Many Cary developers are already laying their bricks in Raleigh these days because they believe Cary does not want their business.
"The message went up loud and clear over the past year that Cary didn't want builders," said Mason Williams, president of the Home Builders Association of Raleigh and Wake County.
Builders say the message came in part from Glen Lang, a mayoral candidate who stumped on a slow-growth platform. But as Cary's mayor-elect, Lang says he wants to build a consensus with builders.
"There doesn't have to be a conflict between making money and keeping the best interest of Cary in mind," Lang says.
Builders like Jeff Fike backed Lang's opponent Mary Kamm. But he says now that the political winds in Cary are shifting, it is time to move on.
"The big battle is over.

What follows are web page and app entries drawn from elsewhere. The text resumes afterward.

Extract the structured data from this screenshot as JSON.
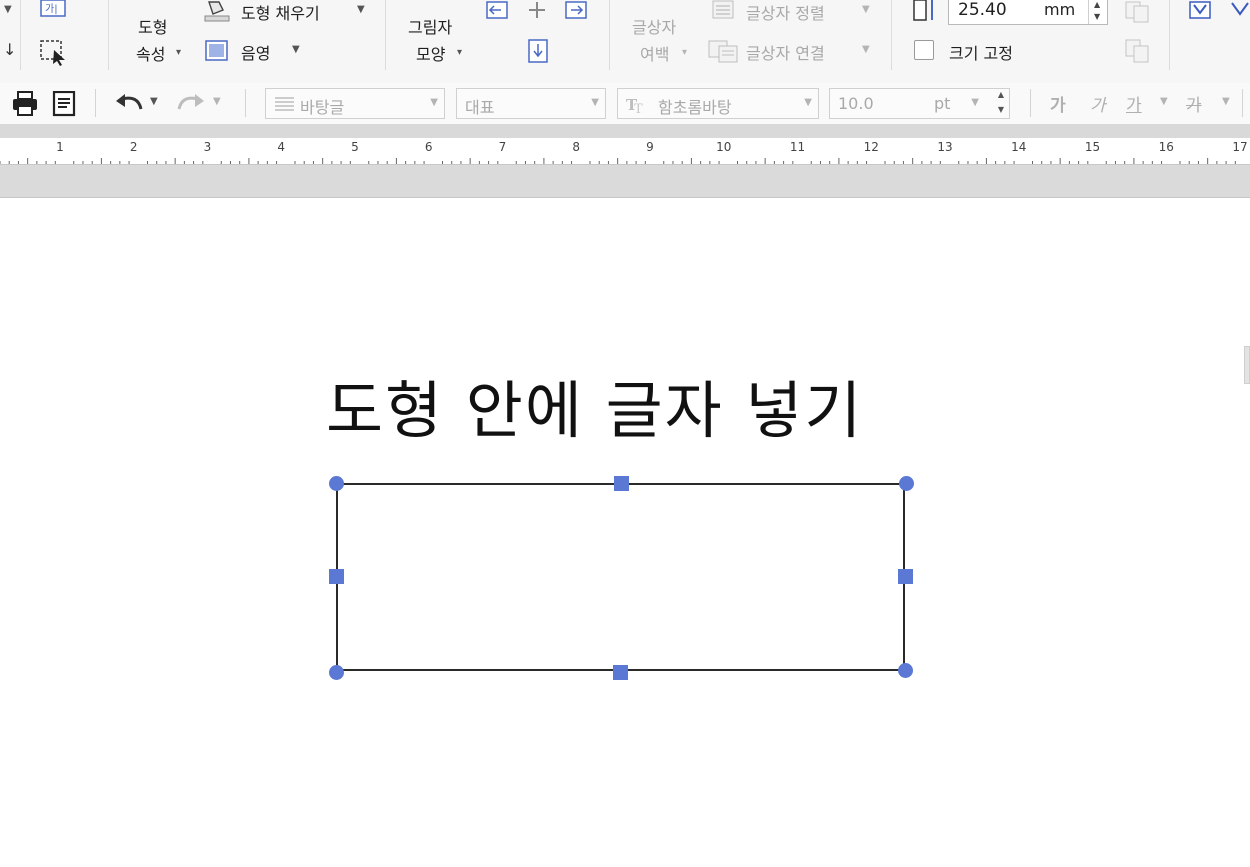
{
  "ribbon": {
    "shape_props_line1": "도형",
    "shape_props_line2": "속성",
    "shape_fill": "도형 채우기",
    "shade": "음영",
    "shadow_shape_line1": "그림자",
    "shadow_shape_line2": "모양",
    "textbox_margin_line1": "글상자",
    "textbox_margin_line2": "여백",
    "textbox_align": "글상자 정렬",
    "textbox_link": "글상자 연결",
    "size_value": "25.40",
    "size_unit": "mm",
    "fix_size": "크기 고정"
  },
  "toolbar": {
    "style_name": "바탕글",
    "lang_group": "대표",
    "font_name": "함초롬바탕",
    "font_size": "10.0",
    "font_unit": "pt",
    "bold_glyph": "가",
    "italic_glyph": "가",
    "underline_glyph": "가",
    "strike_glyph": "가"
  },
  "ruler": {
    "marks": [
      "1",
      "2",
      "3",
      "4",
      "5",
      "6",
      "7",
      "8",
      "9",
      "10",
      "11",
      "12",
      "13",
      "14",
      "15",
      "16",
      "17"
    ]
  },
  "document": {
    "title": "도형 안에 글자 넣기"
  },
  "colors": {
    "handle": "#5b79d4",
    "ribbon_bg": "#f6f6f6",
    "disabled_text": "#a8a8a8"
  }
}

I think everybody needs to let all of the bad blood go away, sit down and work things out," Fike says.
"As long as we can work in good faith with the council that's elected, we'd be willing and eager to go forward and continue to do so," Williams says.
Developers fear that the slow-growth phenomenon will not stop with Cary and is in fact a regional trend. A town council member in Apex stumped on the same platform and won; he plans to bring some of Lang's ideas to his own council.